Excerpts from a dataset
-*-
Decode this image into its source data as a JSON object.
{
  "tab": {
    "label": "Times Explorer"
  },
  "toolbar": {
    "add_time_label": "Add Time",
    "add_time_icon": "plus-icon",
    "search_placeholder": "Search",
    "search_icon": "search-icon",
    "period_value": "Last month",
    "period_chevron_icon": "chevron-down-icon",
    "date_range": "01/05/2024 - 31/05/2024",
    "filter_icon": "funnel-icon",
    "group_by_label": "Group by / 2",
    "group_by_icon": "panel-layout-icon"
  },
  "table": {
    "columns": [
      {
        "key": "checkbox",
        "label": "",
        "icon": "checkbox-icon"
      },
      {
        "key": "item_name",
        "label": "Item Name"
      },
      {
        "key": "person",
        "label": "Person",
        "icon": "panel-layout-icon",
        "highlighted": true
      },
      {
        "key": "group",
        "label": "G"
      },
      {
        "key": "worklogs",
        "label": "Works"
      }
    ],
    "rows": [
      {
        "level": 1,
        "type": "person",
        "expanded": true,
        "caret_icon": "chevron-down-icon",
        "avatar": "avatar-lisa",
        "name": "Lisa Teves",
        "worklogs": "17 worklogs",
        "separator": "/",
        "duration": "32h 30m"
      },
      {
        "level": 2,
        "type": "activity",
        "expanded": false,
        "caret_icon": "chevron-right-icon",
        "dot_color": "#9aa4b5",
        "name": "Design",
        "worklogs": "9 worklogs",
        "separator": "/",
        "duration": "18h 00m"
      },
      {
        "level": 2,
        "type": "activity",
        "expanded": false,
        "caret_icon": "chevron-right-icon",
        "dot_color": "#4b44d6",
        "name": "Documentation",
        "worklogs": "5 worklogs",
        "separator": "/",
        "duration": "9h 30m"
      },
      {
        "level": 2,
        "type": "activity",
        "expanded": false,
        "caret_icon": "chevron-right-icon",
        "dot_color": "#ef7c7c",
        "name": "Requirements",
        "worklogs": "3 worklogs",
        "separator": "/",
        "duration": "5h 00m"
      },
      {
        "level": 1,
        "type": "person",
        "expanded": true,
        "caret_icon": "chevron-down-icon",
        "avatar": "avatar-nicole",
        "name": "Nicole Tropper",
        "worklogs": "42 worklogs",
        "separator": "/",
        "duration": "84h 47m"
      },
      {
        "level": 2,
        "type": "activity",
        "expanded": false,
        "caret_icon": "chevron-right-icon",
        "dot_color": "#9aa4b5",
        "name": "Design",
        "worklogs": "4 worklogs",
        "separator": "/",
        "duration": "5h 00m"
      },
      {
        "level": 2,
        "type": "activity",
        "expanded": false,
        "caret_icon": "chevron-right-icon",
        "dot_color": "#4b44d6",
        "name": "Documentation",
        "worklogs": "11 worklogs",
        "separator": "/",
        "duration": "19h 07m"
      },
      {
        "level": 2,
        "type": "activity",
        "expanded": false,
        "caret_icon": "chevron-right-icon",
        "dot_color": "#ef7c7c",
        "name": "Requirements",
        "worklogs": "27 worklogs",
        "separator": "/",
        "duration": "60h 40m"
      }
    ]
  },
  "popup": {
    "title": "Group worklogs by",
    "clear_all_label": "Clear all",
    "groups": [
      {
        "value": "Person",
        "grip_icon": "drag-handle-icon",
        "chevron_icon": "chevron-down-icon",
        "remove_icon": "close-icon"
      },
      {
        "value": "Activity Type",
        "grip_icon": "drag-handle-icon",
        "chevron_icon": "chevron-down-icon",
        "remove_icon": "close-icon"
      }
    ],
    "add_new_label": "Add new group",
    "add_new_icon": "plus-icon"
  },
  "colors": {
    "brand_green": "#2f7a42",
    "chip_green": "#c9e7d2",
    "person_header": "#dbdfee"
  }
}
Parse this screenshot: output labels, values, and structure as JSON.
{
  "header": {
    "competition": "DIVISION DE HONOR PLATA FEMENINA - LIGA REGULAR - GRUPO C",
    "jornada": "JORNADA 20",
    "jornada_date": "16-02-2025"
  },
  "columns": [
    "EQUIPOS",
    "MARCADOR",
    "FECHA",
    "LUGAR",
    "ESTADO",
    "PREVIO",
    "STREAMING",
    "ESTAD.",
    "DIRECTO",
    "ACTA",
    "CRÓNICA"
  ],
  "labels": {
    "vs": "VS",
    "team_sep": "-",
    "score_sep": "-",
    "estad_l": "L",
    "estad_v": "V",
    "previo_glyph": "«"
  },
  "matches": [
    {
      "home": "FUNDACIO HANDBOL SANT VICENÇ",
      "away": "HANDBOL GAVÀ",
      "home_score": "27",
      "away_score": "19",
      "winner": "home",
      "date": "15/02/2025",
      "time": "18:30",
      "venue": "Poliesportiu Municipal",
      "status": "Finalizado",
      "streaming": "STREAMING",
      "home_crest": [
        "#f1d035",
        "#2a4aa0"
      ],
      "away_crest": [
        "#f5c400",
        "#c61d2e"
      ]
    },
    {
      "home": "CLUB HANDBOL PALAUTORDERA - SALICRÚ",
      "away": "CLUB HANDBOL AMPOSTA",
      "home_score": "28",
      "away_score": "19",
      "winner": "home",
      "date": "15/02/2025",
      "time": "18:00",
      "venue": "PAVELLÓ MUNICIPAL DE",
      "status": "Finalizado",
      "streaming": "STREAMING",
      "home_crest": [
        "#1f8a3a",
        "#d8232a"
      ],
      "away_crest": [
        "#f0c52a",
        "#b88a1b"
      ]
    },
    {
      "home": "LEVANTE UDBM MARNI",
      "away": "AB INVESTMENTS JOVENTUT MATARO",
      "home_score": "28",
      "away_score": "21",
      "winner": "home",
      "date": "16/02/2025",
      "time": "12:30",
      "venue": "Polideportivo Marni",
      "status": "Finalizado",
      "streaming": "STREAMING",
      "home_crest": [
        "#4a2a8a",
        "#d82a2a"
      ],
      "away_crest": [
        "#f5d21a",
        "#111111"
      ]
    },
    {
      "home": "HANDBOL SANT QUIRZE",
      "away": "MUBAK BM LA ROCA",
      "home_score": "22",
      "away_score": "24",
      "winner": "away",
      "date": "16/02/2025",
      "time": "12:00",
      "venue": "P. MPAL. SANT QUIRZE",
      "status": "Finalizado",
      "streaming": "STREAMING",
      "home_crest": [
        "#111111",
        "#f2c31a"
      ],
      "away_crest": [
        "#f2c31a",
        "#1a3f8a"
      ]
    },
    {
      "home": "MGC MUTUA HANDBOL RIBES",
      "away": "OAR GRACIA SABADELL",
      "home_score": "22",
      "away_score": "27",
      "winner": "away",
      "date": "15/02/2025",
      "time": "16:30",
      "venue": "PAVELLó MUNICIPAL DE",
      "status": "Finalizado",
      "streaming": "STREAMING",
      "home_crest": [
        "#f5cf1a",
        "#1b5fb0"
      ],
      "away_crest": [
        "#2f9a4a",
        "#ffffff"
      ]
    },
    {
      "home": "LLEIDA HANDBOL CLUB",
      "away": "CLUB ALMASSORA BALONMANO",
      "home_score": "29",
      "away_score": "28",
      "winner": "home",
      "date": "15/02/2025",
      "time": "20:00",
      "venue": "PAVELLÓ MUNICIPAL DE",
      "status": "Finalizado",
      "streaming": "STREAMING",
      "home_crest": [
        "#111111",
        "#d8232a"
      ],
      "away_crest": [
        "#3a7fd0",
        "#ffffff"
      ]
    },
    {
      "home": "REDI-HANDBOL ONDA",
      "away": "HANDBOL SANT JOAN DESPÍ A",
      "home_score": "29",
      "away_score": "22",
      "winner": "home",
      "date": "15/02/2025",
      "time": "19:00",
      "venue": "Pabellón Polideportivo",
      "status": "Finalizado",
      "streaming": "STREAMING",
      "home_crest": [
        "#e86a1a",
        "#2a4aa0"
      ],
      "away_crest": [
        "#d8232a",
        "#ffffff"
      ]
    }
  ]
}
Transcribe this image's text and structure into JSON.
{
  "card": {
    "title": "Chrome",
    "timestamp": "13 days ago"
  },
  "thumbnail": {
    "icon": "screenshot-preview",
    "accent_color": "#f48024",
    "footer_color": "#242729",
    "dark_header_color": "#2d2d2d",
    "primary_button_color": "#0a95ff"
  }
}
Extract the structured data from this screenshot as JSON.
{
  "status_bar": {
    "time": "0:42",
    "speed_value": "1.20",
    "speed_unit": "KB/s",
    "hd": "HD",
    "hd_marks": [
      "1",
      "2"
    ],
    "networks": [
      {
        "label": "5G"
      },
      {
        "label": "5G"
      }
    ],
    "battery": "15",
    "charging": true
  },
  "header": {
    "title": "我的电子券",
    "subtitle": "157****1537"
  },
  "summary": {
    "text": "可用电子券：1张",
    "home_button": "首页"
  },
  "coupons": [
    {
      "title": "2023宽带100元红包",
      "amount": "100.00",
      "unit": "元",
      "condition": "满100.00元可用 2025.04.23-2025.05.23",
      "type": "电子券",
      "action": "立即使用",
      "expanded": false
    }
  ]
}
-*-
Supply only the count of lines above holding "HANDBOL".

_The completed task_: 9